=== GIVEN RECORDS ===

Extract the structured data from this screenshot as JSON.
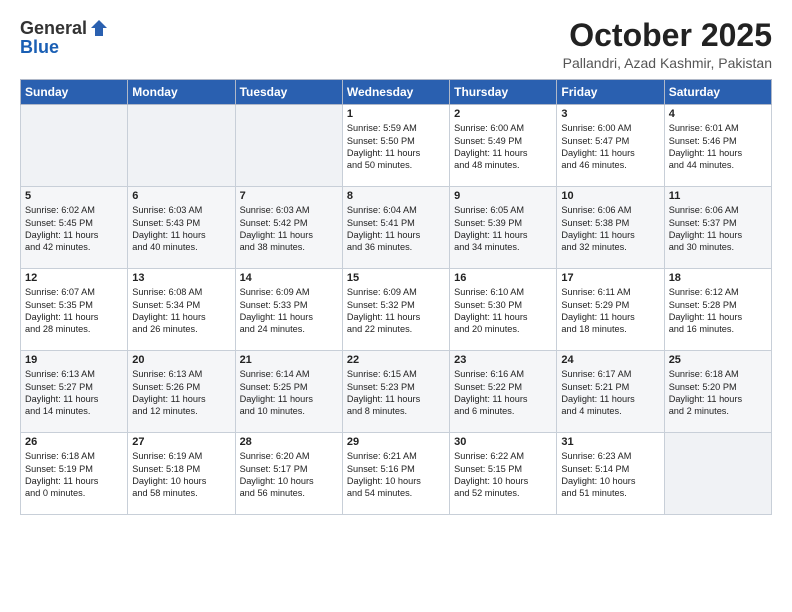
{
  "header": {
    "logo_line1": "General",
    "logo_line2": "Blue",
    "month": "October 2025",
    "location": "Pallandri, Azad Kashmir, Pakistan"
  },
  "days_of_week": [
    "Sunday",
    "Monday",
    "Tuesday",
    "Wednesday",
    "Thursday",
    "Friday",
    "Saturday"
  ],
  "weeks": [
    [
      {
        "day": "",
        "text": ""
      },
      {
        "day": "",
        "text": ""
      },
      {
        "day": "",
        "text": ""
      },
      {
        "day": "1",
        "text": "Sunrise: 5:59 AM\nSunset: 5:50 PM\nDaylight: 11 hours\nand 50 minutes."
      },
      {
        "day": "2",
        "text": "Sunrise: 6:00 AM\nSunset: 5:49 PM\nDaylight: 11 hours\nand 48 minutes."
      },
      {
        "day": "3",
        "text": "Sunrise: 6:00 AM\nSunset: 5:47 PM\nDaylight: 11 hours\nand 46 minutes."
      },
      {
        "day": "4",
        "text": "Sunrise: 6:01 AM\nSunset: 5:46 PM\nDaylight: 11 hours\nand 44 minutes."
      }
    ],
    [
      {
        "day": "5",
        "text": "Sunrise: 6:02 AM\nSunset: 5:45 PM\nDaylight: 11 hours\nand 42 minutes."
      },
      {
        "day": "6",
        "text": "Sunrise: 6:03 AM\nSunset: 5:43 PM\nDaylight: 11 hours\nand 40 minutes."
      },
      {
        "day": "7",
        "text": "Sunrise: 6:03 AM\nSunset: 5:42 PM\nDaylight: 11 hours\nand 38 minutes."
      },
      {
        "day": "8",
        "text": "Sunrise: 6:04 AM\nSunset: 5:41 PM\nDaylight: 11 hours\nand 36 minutes."
      },
      {
        "day": "9",
        "text": "Sunrise: 6:05 AM\nSunset: 5:39 PM\nDaylight: 11 hours\nand 34 minutes."
      },
      {
        "day": "10",
        "text": "Sunrise: 6:06 AM\nSunset: 5:38 PM\nDaylight: 11 hours\nand 32 minutes."
      },
      {
        "day": "11",
        "text": "Sunrise: 6:06 AM\nSunset: 5:37 PM\nDaylight: 11 hours\nand 30 minutes."
      }
    ],
    [
      {
        "day": "12",
        "text": "Sunrise: 6:07 AM\nSunset: 5:35 PM\nDaylight: 11 hours\nand 28 minutes."
      },
      {
        "day": "13",
        "text": "Sunrise: 6:08 AM\nSunset: 5:34 PM\nDaylight: 11 hours\nand 26 minutes."
      },
      {
        "day": "14",
        "text": "Sunrise: 6:09 AM\nSunset: 5:33 PM\nDaylight: 11 hours\nand 24 minutes."
      },
      {
        "day": "15",
        "text": "Sunrise: 6:09 AM\nSunset: 5:32 PM\nDaylight: 11 hours\nand 22 minutes."
      },
      {
        "day": "16",
        "text": "Sunrise: 6:10 AM\nSunset: 5:30 PM\nDaylight: 11 hours\nand 20 minutes."
      },
      {
        "day": "17",
        "text": "Sunrise: 6:11 AM\nSunset: 5:29 PM\nDaylight: 11 hours\nand 18 minutes."
      },
      {
        "day": "18",
        "text": "Sunrise: 6:12 AM\nSunset: 5:28 PM\nDaylight: 11 hours\nand 16 minutes."
      }
    ],
    [
      {
        "day": "19",
        "text": "Sunrise: 6:13 AM\nSunset: 5:27 PM\nDaylight: 11 hours\nand 14 minutes."
      },
      {
        "day": "20",
        "text": "Sunrise: 6:13 AM\nSunset: 5:26 PM\nDaylight: 11 hours\nand 12 minutes."
      },
      {
        "day": "21",
        "text": "Sunrise: 6:14 AM\nSunset: 5:25 PM\nDaylight: 11 hours\nand 10 minutes."
      },
      {
        "day": "22",
        "text": "Sunrise: 6:15 AM\nSunset: 5:23 PM\nDaylight: 11 hours\nand 8 minutes."
      },
      {
        "day": "23",
        "text": "Sunrise: 6:16 AM\nSunset: 5:22 PM\nDaylight: 11 hours\nand 6 minutes."
      },
      {
        "day": "24",
        "text": "Sunrise: 6:17 AM\nSunset: 5:21 PM\nDaylight: 11 hours\nand 4 minutes."
      },
      {
        "day": "25",
        "text": "Sunrise: 6:18 AM\nSunset: 5:20 PM\nDaylight: 11 hours\nand 2 minutes."
      }
    ],
    [
      {
        "day": "26",
        "text": "Sunrise: 6:18 AM\nSunset: 5:19 PM\nDaylight: 11 hours\nand 0 minutes."
      },
      {
        "day": "27",
        "text": "Sunrise: 6:19 AM\nSunset: 5:18 PM\nDaylight: 10 hours\nand 58 minutes."
      },
      {
        "day": "28",
        "text": "Sunrise: 6:20 AM\nSunset: 5:17 PM\nDaylight: 10 hours\nand 56 minutes."
      },
      {
        "day": "29",
        "text": "Sunrise: 6:21 AM\nSunset: 5:16 PM\nDaylight: 10 hours\nand 54 minutes."
      },
      {
        "day": "30",
        "text": "Sunrise: 6:22 AM\nSunset: 5:15 PM\nDaylight: 10 hours\nand 52 minutes."
      },
      {
        "day": "31",
        "text": "Sunrise: 6:23 AM\nSunset: 5:14 PM\nDaylight: 10 hours\nand 51 minutes."
      },
      {
        "day": "",
        "text": ""
      }
    ]
  ]
}
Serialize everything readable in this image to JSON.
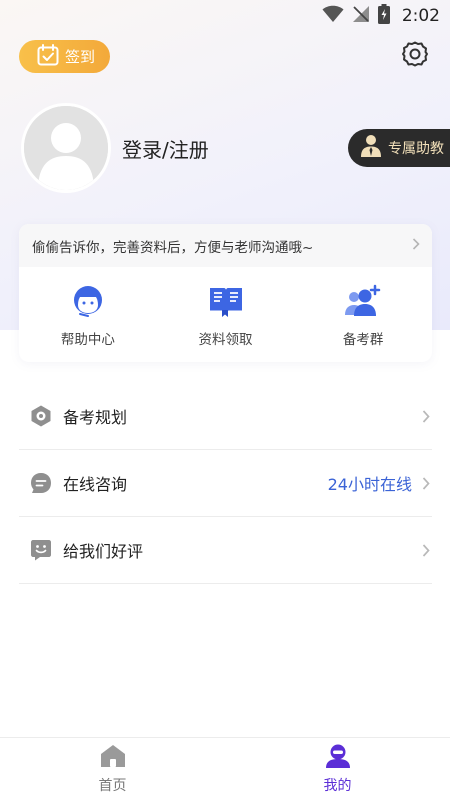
{
  "status_bar": {
    "time": "2:02"
  },
  "header": {
    "checkin_label": "签到",
    "login_label": "登录/注册",
    "tutor_label": "专属助教"
  },
  "card": {
    "tip_text": "偷偷告诉你，完善资料后，方便与老师沟通哦~",
    "quick_items": [
      {
        "label": "帮助中心",
        "icon": "headset-icon"
      },
      {
        "label": "资料领取",
        "icon": "book-icon"
      },
      {
        "label": "备考群",
        "icon": "group-add-icon"
      }
    ]
  },
  "menu": [
    {
      "label": "备考规划",
      "icon": "target-icon",
      "extra": ""
    },
    {
      "label": "在线咨询",
      "icon": "chat-icon",
      "extra": "24小时在线"
    },
    {
      "label": "给我们好评",
      "icon": "smile-icon",
      "extra": ""
    }
  ],
  "bottom_nav": {
    "home_label": "首页",
    "mine_label": "我的",
    "active": "mine"
  },
  "colors": {
    "accent": "#5b2ed6",
    "quick_icon": "#3d66e3",
    "checkin_orange": "#f3a93a",
    "link_blue": "#3b63d6"
  }
}
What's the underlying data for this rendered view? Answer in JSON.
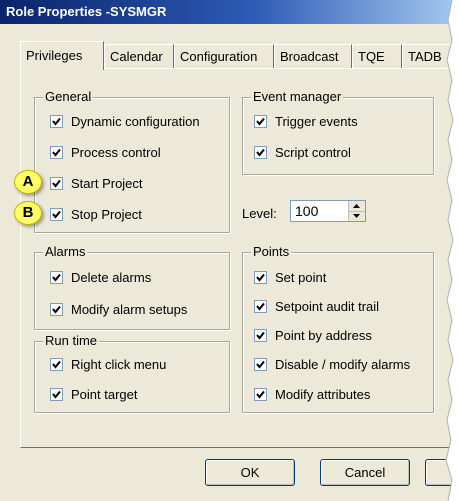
{
  "window": {
    "title": "Role Properties -SYSMGR"
  },
  "tabs": [
    "Privileges",
    "Calendar",
    "Configuration",
    "Broadcast",
    "TQE",
    "TADB"
  ],
  "general": {
    "legend": "General",
    "items": [
      "Dynamic configuration",
      "Process control",
      "Start Project",
      "Stop Project"
    ]
  },
  "event_manager": {
    "legend": "Event manager",
    "items": [
      "Trigger events",
      "Script control"
    ]
  },
  "level": {
    "label": "Level:",
    "value": "100"
  },
  "alarms": {
    "legend": "Alarms",
    "items": [
      "Delete alarms",
      "Modify alarm setups"
    ]
  },
  "run_time": {
    "legend": "Run time",
    "items": [
      "Right click menu",
      "Point target"
    ]
  },
  "points": {
    "legend": "Points",
    "items": [
      "Set point",
      "Setpoint audit trail",
      "Point by address",
      "Disable / modify alarms",
      "Modify attributes"
    ]
  },
  "buttons": {
    "ok": "OK",
    "cancel": "Cancel"
  },
  "callouts": {
    "a": "A",
    "b": "B"
  },
  "colors": {
    "title_bar": "#0a246a",
    "callout": "#ffff66",
    "dialog": "#ece9d8"
  }
}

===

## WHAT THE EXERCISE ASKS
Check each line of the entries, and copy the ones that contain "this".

## TASK ANSWER
Extract the structured data from this screenshot as JSON.
Serialize everything readable in this image to JSON.
What's the underlying data for this rendered view? Answer in JSON.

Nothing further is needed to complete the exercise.